Equally surprising for different reasons, Iron Man: Armored Adventures is a fresher take on a traditionally less popular but perhaps presently hotter hero. The twist is that Tony Stark and his friends, Jim Rhodes and Pepper Potts, are all teenagers. Far from being an ordinary high schooler, however, Tony is already personally responsible for many of the technologies developed within his father's company. Only after his father is killed and the company usurped is he forced to live a more modest life. He attends school, even though there's nothing there for him to learn, and he mostly amuses himself by intimidating his teacher and annoying his classmates with his genius and self-confidence. When not in class, he fights supervillains using the Iron Man armor that he built in his basement. He also already has a bum ticker. Basically, instead of giving us the young Tony Stark before he became Iron Man, they just took Iron Man and placed him in a teenager's body.

What really makes the teen angle weird, however, is that Obadiah Stane is a major villain on the show. Is he perhaps Tony's classroom rival, the school bully, or maybe a dastardly upperclassmen? Actually, no, he's a conscienceless industrialist who murders his way to power over Stark Industries. So he's still the evil counterpart to Tony Stark, but Tony himself is here too young to be the virtuous side of that coin. Their feud loses a little something, since teen Tony cannot face Stane as an equal outside of his Iron Man identity. Once in the suit, he mostly just makes warnings and blows things up. Their relationship is more comparable to the Spider-Man-Kingpin dynamic from the 90s Spider-Man cartoon, but I'm not sure it works quite as well here. Young though he may be, Tony is such an eccentric that it's hard to perceive him as the little guy. Fortunately, the role of Iron Man's nemesis is more fittingly filled by the Mandarin, who is also a teenager in this incarnation.

What I appreciate about both of these shows is that they don't try too hard to be cute. Iron Man: Armored Adventures especially is a fun yet layered series that respects its viewers and concentrates just on providing good and entertaining stories, rather than worrying about appealing to a specific audience or age.

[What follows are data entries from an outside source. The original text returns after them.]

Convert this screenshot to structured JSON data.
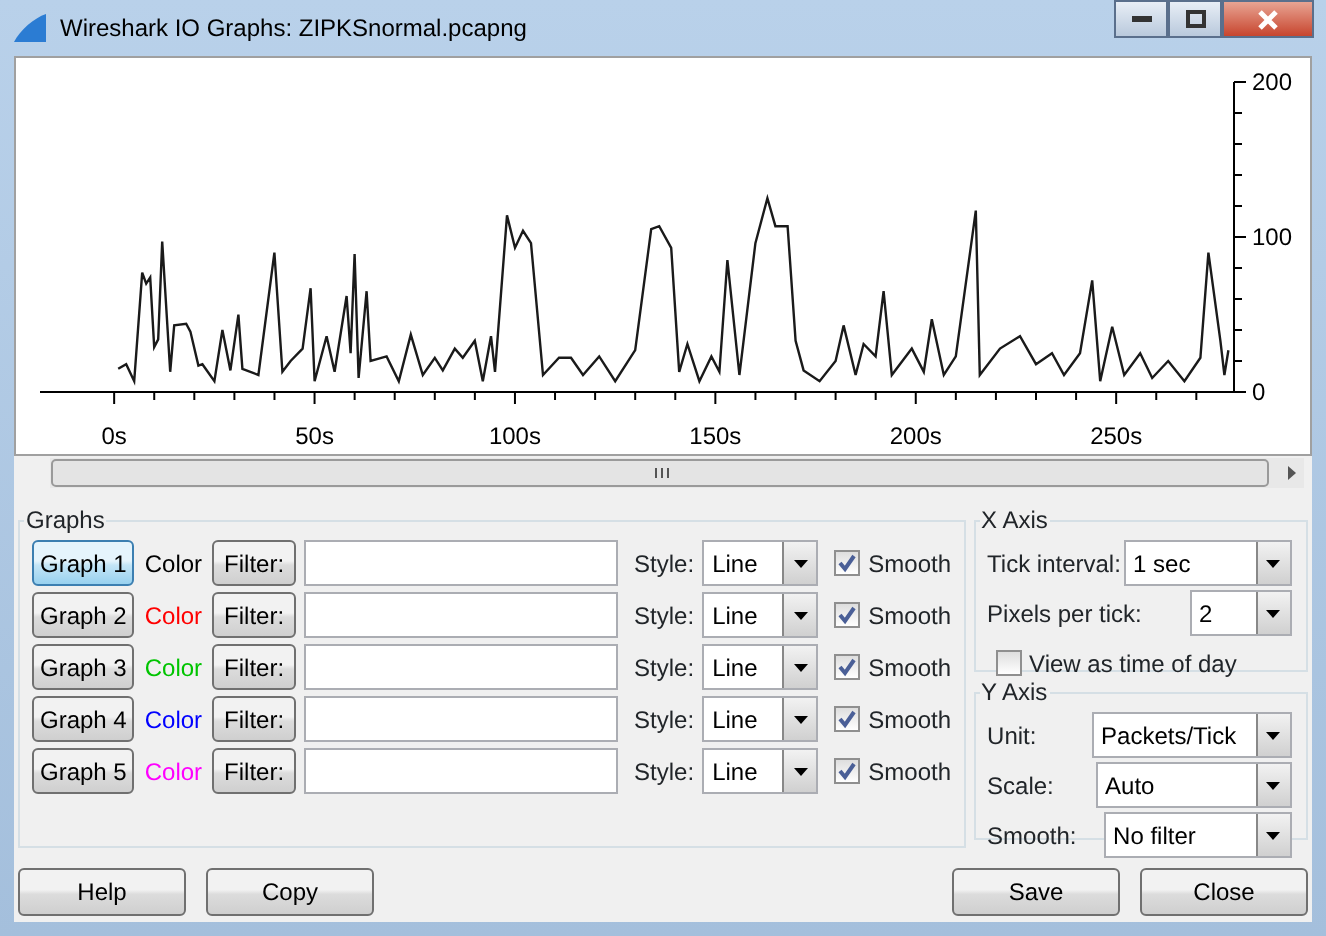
{
  "window": {
    "title": "Wireshark IO Graphs: ZIPKSnormal.pcapng"
  },
  "chart": {
    "chart_data": {
      "type": "line",
      "x": [
        1,
        3,
        5,
        7,
        8,
        9,
        10,
        11,
        12,
        14,
        15,
        18,
        19,
        21,
        22,
        25,
        27,
        29,
        31,
        32,
        36,
        40,
        42,
        44,
        47,
        49,
        50,
        53,
        55,
        58,
        59,
        60,
        61,
        63,
        64,
        68,
        71,
        74,
        77,
        80,
        82,
        85,
        87,
        90,
        92,
        94,
        95,
        98,
        100,
        102,
        104,
        107,
        111,
        114,
        117,
        121,
        125,
        130,
        134,
        136,
        139,
        141,
        143,
        146,
        149,
        151,
        153,
        156,
        157,
        160,
        163,
        165,
        168,
        170,
        172,
        176,
        180,
        182,
        185,
        187,
        190,
        192,
        194,
        199,
        202,
        204,
        207,
        210,
        215,
        216,
        221,
        226,
        230,
        234,
        237,
        241,
        244,
        246,
        249,
        252,
        256,
        259,
        263,
        267,
        271,
        273,
        276,
        277,
        278
      ],
      "series": [
        {
          "color": "#1a1a1a",
          "values": [
            15,
            18,
            7,
            77,
            70,
            74,
            29,
            34,
            97,
            13,
            43,
            44,
            39,
            17,
            18,
            7,
            40,
            14,
            50,
            15,
            11,
            90,
            13,
            20,
            28,
            67,
            7,
            36,
            13,
            62,
            25,
            89,
            9,
            65,
            20,
            23,
            7,
            37,
            11,
            22,
            14,
            28,
            22,
            33,
            7,
            36,
            13,
            114,
            93,
            104,
            96,
            11,
            22,
            22,
            11,
            23,
            7,
            27,
            105,
            107,
            93,
            13,
            31,
            7,
            23,
            13,
            85,
            11,
            32,
            96,
            125,
            107,
            107,
            33,
            14,
            7,
            20,
            43,
            11,
            31,
            23,
            65,
            11,
            28,
            13,
            47,
            11,
            23,
            117,
            11,
            28,
            36,
            18,
            25,
            11,
            25,
            72,
            7,
            42,
            11,
            25,
            9,
            20,
            7,
            22,
            90,
            33,
            11,
            27
          ]
        }
      ],
      "xlim": [
        -18.5,
        279.4
      ],
      "ylim": [
        0,
        200
      ],
      "xticks": [
        {
          "value": 0,
          "label": "0s"
        },
        {
          "value": 50,
          "label": "50s"
        },
        {
          "value": 100,
          "label": "100s"
        },
        {
          "value": 150,
          "label": "150s"
        },
        {
          "value": 200,
          "label": "200s"
        },
        {
          "value": 250,
          "label": "250s"
        }
      ],
      "yticks": [
        0,
        100,
        200
      ]
    }
  },
  "graphs": {
    "title": "Graphs",
    "rows": [
      {
        "button": "Graph 1",
        "selected": true,
        "color_label": "Color",
        "color": "#000000",
        "filter_button": "Filter:",
        "style_label": "Style:",
        "style": "Line",
        "smooth_label": "Smooth",
        "smooth": true
      },
      {
        "button": "Graph 2",
        "selected": false,
        "color_label": "Color",
        "color": "#ff0000",
        "filter_button": "Filter:",
        "style_label": "Style:",
        "style": "Line",
        "smooth_label": "Smooth",
        "smooth": true
      },
      {
        "button": "Graph 3",
        "selected": false,
        "color_label": "Color",
        "color": "#00c400",
        "filter_button": "Filter:",
        "style_label": "Style:",
        "style": "Line",
        "smooth_label": "Smooth",
        "smooth": true
      },
      {
        "button": "Graph 4",
        "selected": false,
        "color_label": "Color",
        "color": "#0000ff",
        "filter_button": "Filter:",
        "style_label": "Style:",
        "style": "Line",
        "smooth_label": "Smooth",
        "smooth": true
      },
      {
        "button": "Graph 5",
        "selected": false,
        "color_label": "Color",
        "color": "#ff00ff",
        "filter_button": "Filter:",
        "style_label": "Style:",
        "style": "Line",
        "smooth_label": "Smooth",
        "smooth": true
      }
    ]
  },
  "x_axis": {
    "title": "X Axis",
    "tick_interval_label": "Tick interval:",
    "tick_interval": "1 sec",
    "pixels_per_tick_label": "Pixels per tick:",
    "pixels_per_tick": "2",
    "view_time_of_day": {
      "label": "View as time of day",
      "checked": false
    }
  },
  "y_axis": {
    "title": "Y Axis",
    "unit_label": "Unit:",
    "unit": "Packets/Tick",
    "scale_label": "Scale:",
    "scale": "Auto",
    "smooth_label": "Smooth:",
    "smooth": "No filter"
  },
  "buttons": {
    "left": [
      "Help",
      "Copy"
    ],
    "right": [
      "Save",
      "Close"
    ]
  }
}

In fact, I wish Smallville could be written with such grace and conviction.

1 comment:

Czardoz said...

Mandarin: I've already seen those rings.

Iron Man: Where did you see them?

Mandarin: When I went down some icy cave with my friend, Tony.

Iron Man: My best friend is the Mandarin? Noooooooooooo!